looking for a cheap but decent spinning rod

21 posts in this topic

Once you get the rod, make sure the reel is right for that rod.

What I mean is don't get a reel that is too big for the rod. Too big as in the reel is much wider than the first guide. I don't know the exact figures, but the reel should not exceed the size of the first guide by much, or you will have limited casting distance because of the friction caused by the line hitting the guide as it is drawn through by the lure's weight.

 

I explained this to a rookie angler some years back when he asked how I was able to cast my 1/4 oz. spoon as far as I did (about 15-15 yds.) I showed him what I was using, which was 15lb. braid with a 1/4 oz. Kastmaster spoon, then I gave a comparison to the 10-15 lb mono he was using.

When I mentioned the line friction on the first guide he understood, especially when he "heard" the  mono curls hitting the guide when he cast.

 

Sorry for the length, but you'll see my point...Good luck, and may your first fish put a good bend in the rod!

Share this post


Link to post
Share on other sites
3 hours ago, FishermanTim said:

Once you get the rod, make sure the reel is right for that rod.

What I mean is don't get a reel that is too big for the rod. Too big as in the reel is much wider than the first guide. I don't know the exact figures, but the reel should not exceed the size of the first guide by much, or you will have limited casting distance because of the friction caused by the line hitting the guide as it is drawn through by the lure's weight.

 

I explained this to a rookie angler some years back when he asked how I was able to cast my 1/4 oz. spoon as far as I did (about 15-15 yds.) I showed him what I was using, which was 15lb. braid with a 1/4 oz. Kastmaster spoon, then I gave a comparison to the 10-15 lb mono he was using.

When I mentioned the line friction on the first guide he understood, especially when he "heard" the  mono curls hitting the guide when he cast.

 

Sorry for the length, but you'll see my point...Good luck, and may your first fish put a good bend in the rod!

Great advice.  I'm pretty experienced, but looking for something cheap for my kayak.  I've had a lot of good gear ( those who know me on here will suggest that's a bit of an understatement) but took a decade away from fishing and starting over

Share this post


Link to post
Share on other sites

I’ve  had these 2 fenwick eagle 6’6” 1 pc rods paired with a pflueger president p30’s for about 8 years, they’ve held up well.... stainless guides ...I like the rod, not cheaply made but cheap enough $ wise....

Share this post


Link to post
Share on other sites

I picked up a few Berkley AMP medium action 6 and 6.5' rods.

The 6' ones are one piece and the 6.5' are 2 piece.

 

I've been using (and abusing) the 6' one every trip over the past 3 years and they haven't shown any signs of fatigue or stress.

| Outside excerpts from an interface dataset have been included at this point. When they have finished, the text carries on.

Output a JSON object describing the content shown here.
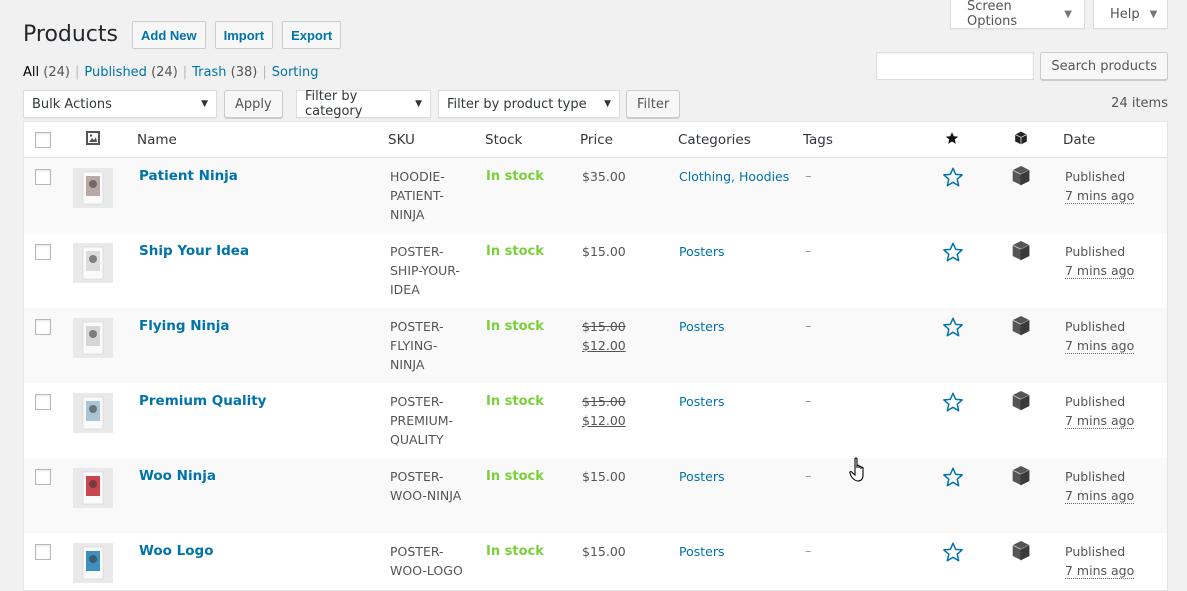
{
  "screen_meta": {
    "screen_options": "Screen Options",
    "help": "Help"
  },
  "header": {
    "title": "Products",
    "actions": [
      "Add New",
      "Import",
      "Export"
    ]
  },
  "views": [
    {
      "label": "All",
      "count": "(24)",
      "current": true
    },
    {
      "label": "Published",
      "count": "(24)"
    },
    {
      "label": "Trash",
      "count": "(38)"
    },
    {
      "label": "Sorting",
      "count": ""
    }
  ],
  "search": {
    "value": "",
    "button": "Search products"
  },
  "tablenav": {
    "bulk_actions": "Bulk Actions",
    "apply": "Apply",
    "filter_category": "Filter by category",
    "filter_type": "Filter by product type",
    "filter": "Filter",
    "items_count": "24 items"
  },
  "columns": {
    "name": "Name",
    "sku": "SKU",
    "stock": "Stock",
    "price": "Price",
    "categories": "Categories",
    "tags": "Tags",
    "date": "Date"
  },
  "products": [
    {
      "name": "Patient Ninja",
      "sku": "HOODIE-PATIENT-NINJA",
      "sku_lines": [
        "HOODIE-",
        "PATIENT-",
        "NINJA"
      ],
      "stock": "In stock",
      "price": "$35.00",
      "sale_from": "",
      "sale_to": "",
      "categories": "Clothing, Hoodies",
      "tags": "–",
      "status": "Published",
      "ago": "7 mins ago",
      "thumb_color": "#b8a9a6"
    },
    {
      "name": "Ship Your Idea",
      "sku": "POSTER-SHIP-YOUR-IDEA",
      "sku_lines": [
        "POSTER-",
        "SHIP-YOUR-",
        "IDEA"
      ],
      "stock": "In stock",
      "price": "$15.00",
      "sale_from": "",
      "sale_to": "",
      "categories": "Posters",
      "tags": "–",
      "status": "Published",
      "ago": "7 mins ago",
      "thumb_color": "#dcdcdc"
    },
    {
      "name": "Flying Ninja",
      "sku": "POSTER-FLYING-NINJA",
      "sku_lines": [
        "POSTER-",
        "FLYING-",
        "NINJA"
      ],
      "stock": "In stock",
      "price": "",
      "sale_from": "$15.00",
      "sale_to": "$12.00",
      "categories": "Posters",
      "tags": "–",
      "status": "Published",
      "ago": "7 mins ago",
      "thumb_color": "#d6d6d6"
    },
    {
      "name": "Premium Quality",
      "sku": "POSTER-PREMIUM-QUALITY",
      "sku_lines": [
        "POSTER-",
        "PREMIUM-",
        "QUALITY"
      ],
      "stock": "In stock",
      "price": "",
      "sale_from": "$15.00",
      "sale_to": "$12.00",
      "categories": "Posters",
      "tags": "–",
      "status": "Published",
      "ago": "7 mins ago",
      "thumb_color": "#a9c4d6"
    },
    {
      "name": "Woo Ninja",
      "sku": "POSTER-WOO-NINJA",
      "sku_lines": [
        "POSTER-",
        "WOO-NINJA"
      ],
      "stock": "In stock",
      "price": "$15.00",
      "sale_from": "",
      "sale_to": "",
      "categories": "Posters",
      "tags": "–",
      "status": "Published",
      "ago": "7 mins ago",
      "thumb_color": "#c9454f"
    },
    {
      "name": "Woo Logo",
      "sku": "POSTER-WOO-LOGO",
      "sku_lines": [
        "POSTER-",
        "WOO-LOGO"
      ],
      "stock": "In stock",
      "price": "$15.00",
      "sale_from": "",
      "sale_to": "",
      "categories": "Posters",
      "tags": "–",
      "status": "Published",
      "ago": "7 mins ago",
      "thumb_color": "#3f8fbf"
    }
  ],
  "icons": {
    "image_column": "image-icon",
    "featured_column": "star-filled-icon",
    "type_column": "box-icon",
    "featured": "star-outline-icon",
    "product_type": "box-icon"
  }
}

About the only thing I have to replace on a (some-what) regular basis are my plastics when they get shredded and the reels when they break from hard use. Of course the reels are cheap $10 jobs from Wallyworld, and I know what to expect from them. They do their job until overwork and stress cause them to fail and then I either scrap the reel or use it for parts for another reel since I tend to buy the same reel each time.

 

The key is to know your gear, its limitations and abilities and then fish accordingly.

Using these rods and reels I've been able to fish, fight and land some impressive freshwater fish.

 

Hope you have good luck as well!!!

Share this post


Link to post
Share on other sites

Create an account or sign in to comment

You need to register here in order to participate.

Create an account

Sign up for a new account in our community. It's easy!


Register a new account

Sign in

Already have an account? Sign in here.


Sign In Now

  • Recently Browsing   0 members

    No registered users viewing this page.